When we do leave Mauritius, I wonder how on earth I am going to get by without my sporadic language changes that I’ve grown quite fond of. The thrill of not knowing what’s going to come out of my mouth next is kind of fun and has given me quite a few chuckles over the year. And don’t get me started on my kids’ “languages” – that’s a whole new ball game entirely. For example, a Hoorooroo is what they call an emergency vehicle such as a police car, ambulance, etc. A schweee is a slippery slide or ramp; sivvy is fizzy soda water; and there are words and sounds I can’t even spell that explain the noise a screwdriver makes, indicating that they want their tool kit. My two kids do speak English, Creole, and French thanks to the island, but if all else fails Mum does understand that they want to play on the slippery slide at the park today after school, “Schweeeeeee!!”
Local Street Food – Dhal Puri
Maybe I should resign myself to the fact that I am an amateur in French and Creole, stop trying to be Little Miss Perfect, and take a leaf out of my dad’s book and take the opportunity to talk French or Creole to everyone I meet now and at our new destination. My dad is really my language learning hero. He will proudly and happily walk into the local coffee shop or service station (in Australia) and, grinning from ear to ear, he will proudly say to the confused attendant, “Bonjour mon petit chou. Comment ça va? Un café s’il vous plaît.” (Translating to: “Hello my little cabbage. How are you? One coffee please.”) He will then laugh and explain what he said and that he is practicing so he can talk confidently to his son-in-law and his family, and leave the store with a little skip in his step and a nice hot cappuccino. He is neither embarrassed nor discouraged by their response. In most cases, they now play along. Once in a while he is bowled over as someone replies in perfect French or he gets all confuddled and excited if someone ups the ante and replies in Mandarin or Portuguese. In any case, the number one rule of learning any language is not to be embarrassed to talk – no matter how simple the words are, how repetitive the one sentence you can say is, or how many mistakes you make. Dad is my language learner hero because he tries daily, repetitively, without giving one hoot what anyone else thinks.
La Preneuse Beach Mauritius
Mauritius will always hold a piece of my heart.
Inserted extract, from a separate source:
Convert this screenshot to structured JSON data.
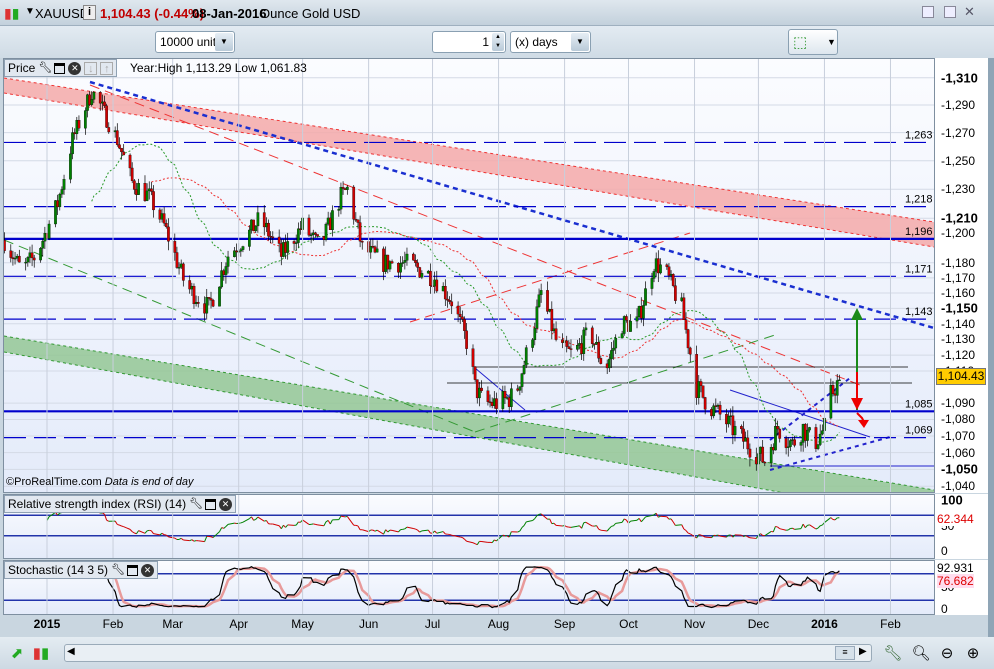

I have experienced both the best and hardest days of my life so far here. I can say without a doubt that living on this little Island has helped shape the woman I am today: more resilient, independent, flexible, and happier than ever, with a little side of island time thrown in for good measure. It will be hard to leave everyone we love and of course this beautiful Island we have called home for the past three years. Regardless of how we negotiate the changes to come, I am sure we will return to our little island in the Indian Ocean again.
In the meantime, I will use every chance I get to practice my newfound languages on my children, husband, and, of course, my dad. And in any case, we will continue to encourage our kids to keep speaking the languages they learn throughout our travels. It certainly won’t be too long before they start teaching me. I already get the eye rolls when I pronounce something wrong – and they are only four and five years of age. On top of this, my mum’s mother tongue is Dutch, my husband’s is of course French and Creole (and he also has a basic understanding of Spanish), and my sister can speak a working level of Chinese! It’s clearly time for me to get my act together.
Until next time, goodbye, sweet Mauritius.
Au revoir, orewar, zài jiàn, adeus.
Tamarin Bay Mauritius
Black River Gorges National Park Mauritius
Underwater Waterfall Mauritius – Photographer Unknown
All images in this article were taken by and are the property of Keara Cupidon unless otherwise specified